(PresidentialInsider.com)- If there’s one thing we know about the 2020 U.S. presidential election, it’s that a record number of people cast their vote.
According to the University of Florida’s U.S. Elections Project, which tracks total voter turnout, more than 160 million people voted in this year’s presidential election. That accounts for 66.9% of the total eligible voting population in the country.
According to Michael McDonald of the University of Florida, that number is the largest voter participation race since 1900. It also far eclipses voter turnout for any presidential election since.
As Marquette University’s Julia Azari said:
“We broke a 120-year record on turnout – the kind of turnout people only dreamed of” in prior elections.

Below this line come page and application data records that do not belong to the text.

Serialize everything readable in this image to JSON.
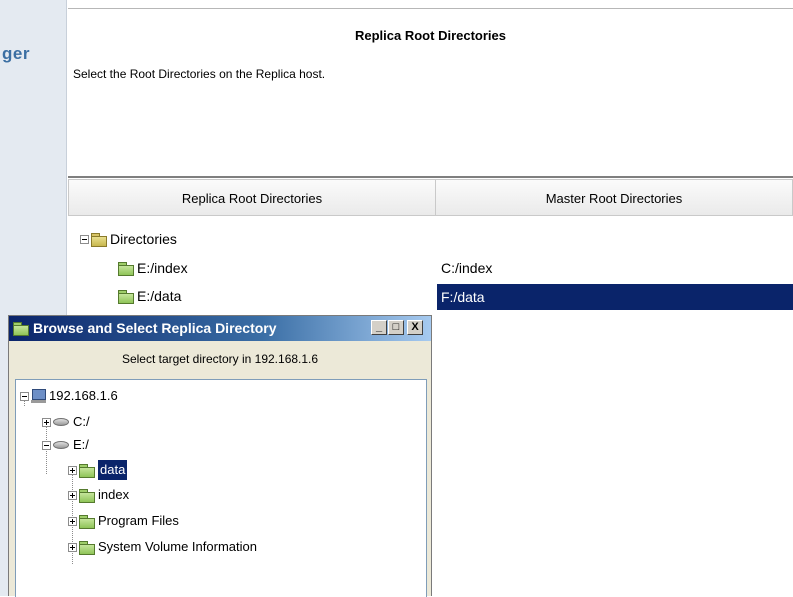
{
  "sidebar": {
    "title_fragment": "ger"
  },
  "wizard": {
    "title": "Replica Root Directories",
    "description": "Select the Root Directories on the Replica host."
  },
  "grid": {
    "columns": [
      "Replica Root Directories",
      "Master Root Directories"
    ],
    "root_label": "Directories",
    "rows": [
      {
        "replica": "E:/index",
        "master": "C:/index",
        "selected": false
      },
      {
        "replica": "E:/data",
        "master": "F:/data",
        "selected": true
      }
    ]
  },
  "dialog": {
    "title": "Browse and Select Replica Directory",
    "subtitle": "Select target directory in 192.168.1.6",
    "buttons": {
      "minimize": "_",
      "maximize": "□",
      "close": "X"
    },
    "tree": {
      "host": "192.168.1.6",
      "drives": [
        "C:/",
        "E:/"
      ],
      "folders": [
        "data",
        "index",
        "Program Files",
        "System Volume Information"
      ],
      "selected_folder": "data"
    }
  },
  "colors": {
    "selection": "#0a246a",
    "sidebar_title": "#3b6fa3",
    "titlebar": "#0a246a"
  },
  "icons": [
    "folder-icon",
    "computer-icon",
    "drive-icon",
    "expander-icon"
  ]
}
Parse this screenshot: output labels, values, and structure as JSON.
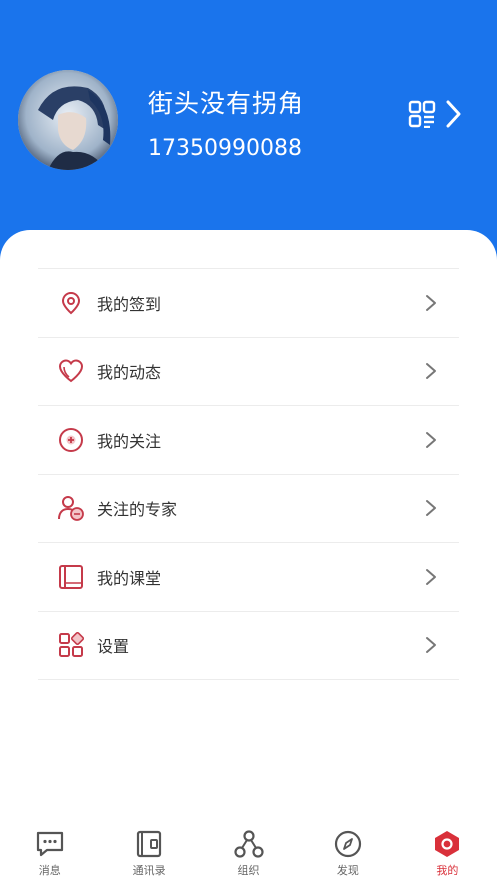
{
  "profile": {
    "username": "街头没有拐角",
    "phone": "17350990088",
    "avatar_icon": "avatar-anime-portrait"
  },
  "header": {
    "qr_icon": "qr-code-icon",
    "chevron_icon": "chevron-right-icon"
  },
  "colors": {
    "header_bg": "#1a74ec",
    "accent": "#d9303a",
    "icon_red": "#c53a4a"
  },
  "menu": [
    {
      "label": "我的签到",
      "icon": "location-pin-icon"
    },
    {
      "label": "我的动态",
      "icon": "heart-icon"
    },
    {
      "label": "我的关注",
      "icon": "plus-circle-icon"
    },
    {
      "label": "关注的专家",
      "icon": "expert-user-icon"
    },
    {
      "label": "我的课堂",
      "icon": "book-icon"
    },
    {
      "label": "设置",
      "icon": "settings-grid-icon"
    }
  ],
  "tabbar": [
    {
      "label": "消息",
      "icon": "message-icon",
      "active": false
    },
    {
      "label": "通讯录",
      "icon": "contacts-icon",
      "active": false
    },
    {
      "label": "组织",
      "icon": "organization-icon",
      "active": false
    },
    {
      "label": "发现",
      "icon": "compass-icon",
      "active": false
    },
    {
      "label": "我的",
      "icon": "profile-hexagon-icon",
      "active": true
    }
  ]
}
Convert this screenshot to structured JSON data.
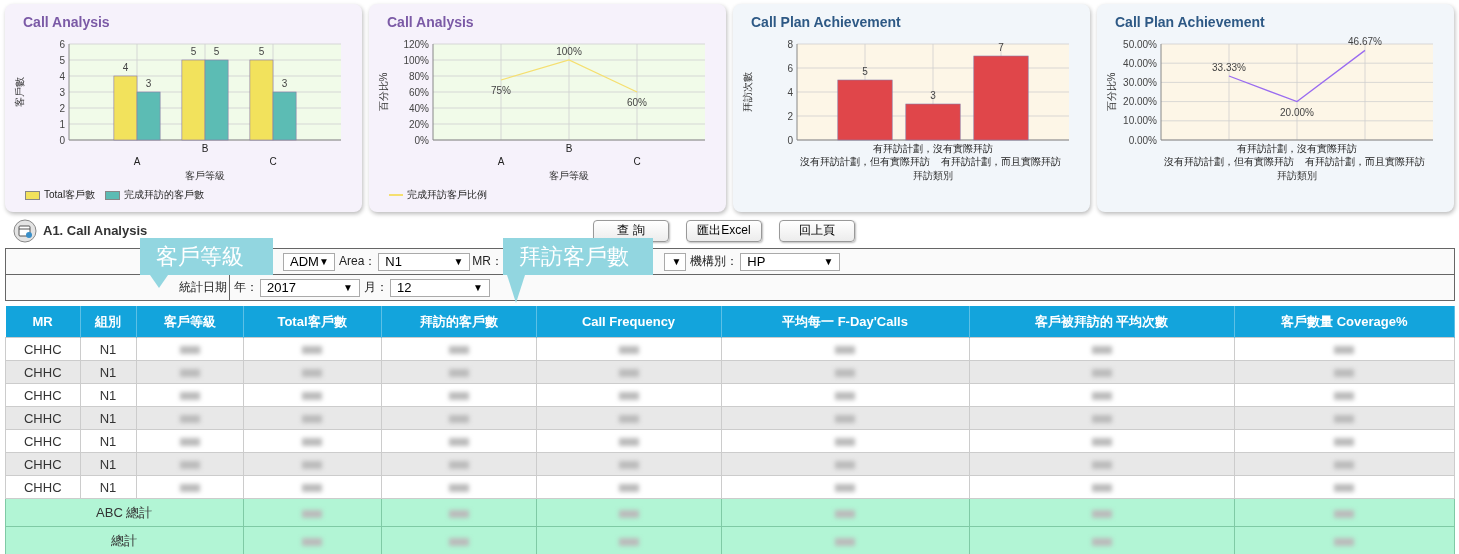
{
  "cards": [
    {
      "title": "Call Analysis",
      "chart_data": {
        "type": "bar",
        "grid": true,
        "xlabel": "客戶等級",
        "ylabel": "客戶數",
        "categories": [
          "A",
          "B",
          "C"
        ],
        "series": [
          {
            "name": "Total客戶數",
            "color": "#f2e25c",
            "values": [
              4,
              5,
              5
            ]
          },
          {
            "name": "完成拜訪的客戶數",
            "color": "#5cbcb4",
            "values": [
              3,
              5,
              3
            ]
          }
        ],
        "ylim": [
          0,
          6
        ],
        "yticks": [
          0,
          1,
          2,
          3,
          4,
          5,
          6
        ],
        "data_labels": true
      }
    },
    {
      "title": "Call Analysis",
      "chart_data": {
        "type": "line",
        "grid": true,
        "xlabel": "客戶等級",
        "ylabel": "百分比%",
        "categories": [
          "A",
          "B",
          "C"
        ],
        "series": [
          {
            "name": "完成拜訪客戶比例",
            "color": "#f5df70",
            "values": [
              75,
              100,
              60
            ]
          }
        ],
        "ylim": [
          0,
          120
        ],
        "yticks": [
          {
            "value": 0,
            "label": "0%"
          },
          {
            "value": 20,
            "label": "20%"
          },
          {
            "value": 40,
            "label": "40%"
          },
          {
            "value": 60,
            "label": "60%"
          },
          {
            "value": 80,
            "label": "80%"
          },
          {
            "value": 100,
            "label": "100%"
          },
          {
            "value": 120,
            "label": "120%"
          }
        ],
        "value_labels": [
          "75%",
          "100%",
          "60%"
        ]
      }
    },
    {
      "title": "Call Plan Achievement",
      "chart_data": {
        "type": "bar",
        "grid": true,
        "xlabel": "拜訪類別",
        "ylabel": "拜訪次數",
        "categories": [
          "沒有拜訪計劃，但有實際拜訪",
          "有拜訪計劃，沒有實際拜訪",
          "有拜訪計劃，而且實際拜訪"
        ],
        "series": [
          {
            "color": "#e0464a",
            "values": [
              5,
              3,
              7
            ]
          }
        ],
        "ylim": [
          0,
          8
        ],
        "yticks": [
          0,
          2,
          4,
          6,
          8
        ],
        "data_labels": true
      }
    },
    {
      "title": "Call Plan Achievement",
      "chart_data": {
        "type": "line",
        "grid": true,
        "xlabel": "拜訪類別",
        "ylabel": "百分比%",
        "categories": [
          "沒有拜訪計劃，但有實際拜訪",
          "有拜訪計劃，沒有實際拜訪",
          "有拜訪計劃，而且實際拜訪"
        ],
        "series": [
          {
            "color": "#9a6cf0",
            "values": [
              33.33,
              20,
              46.67
            ]
          }
        ],
        "ylim": [
          0,
          50
        ],
        "yticks": [
          {
            "value": 0,
            "label": "0.00%"
          },
          {
            "value": 10,
            "label": "10.00%"
          },
          {
            "value": 20,
            "label": "20.00%"
          },
          {
            "value": 30,
            "label": "30.00%"
          },
          {
            "value": 40,
            "label": "40.00%"
          },
          {
            "value": 50,
            "label": "50.00%"
          }
        ],
        "value_labels": [
          "33.33%",
          "20.00%",
          "46.67%"
        ]
      }
    }
  ],
  "section": {
    "title": "A1. Call Analysis",
    "buttons": [
      "查 詢",
      "匯出Excel",
      "回上頁"
    ]
  },
  "filters": [
    [
      {
        "value": "ADM",
        "caret": "▼"
      },
      {
        "label": "Area：",
        "value": "N1",
        "caret": "▼"
      },
      {
        "label": "MR：",
        "caret": "▼"
      },
      {
        "label": "機構別：",
        "value": "HP",
        "caret": "▼"
      }
    ],
    [
      {
        "label": "統計日期"
      },
      {
        "label": "年：",
        "value": "2017",
        "caret": "▼"
      },
      {
        "label": "月：",
        "value": "12",
        "caret": "▼"
      }
    ]
  ],
  "callouts": [
    {
      "text": "客戶等級"
    },
    {
      "text": "拜訪客戶數"
    }
  ],
  "table": {
    "columns": [
      "MR",
      "組別",
      "客戶等級",
      "Total客戶數",
      "拜訪的客戶數",
      "Call Frequency",
      "平均每一 F-Day'Calls",
      "客戶被拜訪的 平均次數",
      "客戶數量 Coverage%"
    ],
    "rows": [
      {
        "cells": [
          "CHHC",
          "N1"
        ]
      },
      {
        "cells": [
          "CHHC",
          "N1"
        ]
      },
      {
        "cells": [
          "CHHC",
          "N1"
        ]
      },
      {
        "cells": [
          "CHHC",
          "N1"
        ]
      },
      {
        "cells": [
          "CHHC",
          "N1"
        ]
      },
      {
        "cells": [
          "CHHC",
          "N1"
        ]
      },
      {
        "cells": [
          "CHHC",
          "N1"
        ]
      }
    ],
    "totals": [
      {
        "label": "ABC 總計"
      },
      {
        "label": "總計"
      }
    ]
  }
}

The record turnout didn’t actually favor one party over the other. Azari said one party didn’t establish itself as the dominant one in American politics. In fact, “it didn’t change much” at all, she said.
Republicans continue to get hit hard among women and suburban voters, who typically support Democratic candidates and who have supported Joe Biden for president this year. It’s something that Senate Majority Leader Mitch McConnell pointed out when speaking to reporters in Kentucky, his home state, this week:
“I think we’re very much aware of the challenges that we have in suburbs across America. The other thing that’s been a Republican challenge, really for a number of years but particularly in recent years, is the gender gap.”
Democrats have their weak points, too. Democratic National Committee member Elaine Kamarck said Biden wasn’t able to reach out and broaden the Democrats’ appeal in more rural areas that are typically “red.” Republicans did a good job of labeling Biden a figurehead for a socialist movement.
Ruy Teixeira, an analyst for the Democrats, also said Biden didn’t make up any additional ground among white college-educated voters, something many Democrats thought he’d do. He also only had very small gains among white voters who aren’t college educated.
A lot of Democrats are divided over whether Biden’s problem in this election was that his campaign was too moderate, or not moderate enough. As Kamarck said:
“Biden tried to reach beyond his base, but his attempt was undercut by Democratic primaries where everybody but Biden and a handful of others were out on the left wing. Biden did a good job trying to say, ‘I beat those guys in the primary.’ He knew he had to overcome that, but it was hard to overcome.”
Teixeira said Biden suffered a lot among voters who are Latino because his “working-class economic agenda” got drowned out by the attention racial justice got over the summer. As Teixiera said:
“Maybe that’s not what the media Black or Latino voter wanted to hear. Maybe the culture wars are a loser for Democrats.”
Still other Democrats say that Biden wasn’t “left enough” to be able to attract younger voters, as Vermont Senator Bernie Sanders has been able to do in the last two Democratic primaries. Still, that viewpoint may not have played well with more moderate voters across the country.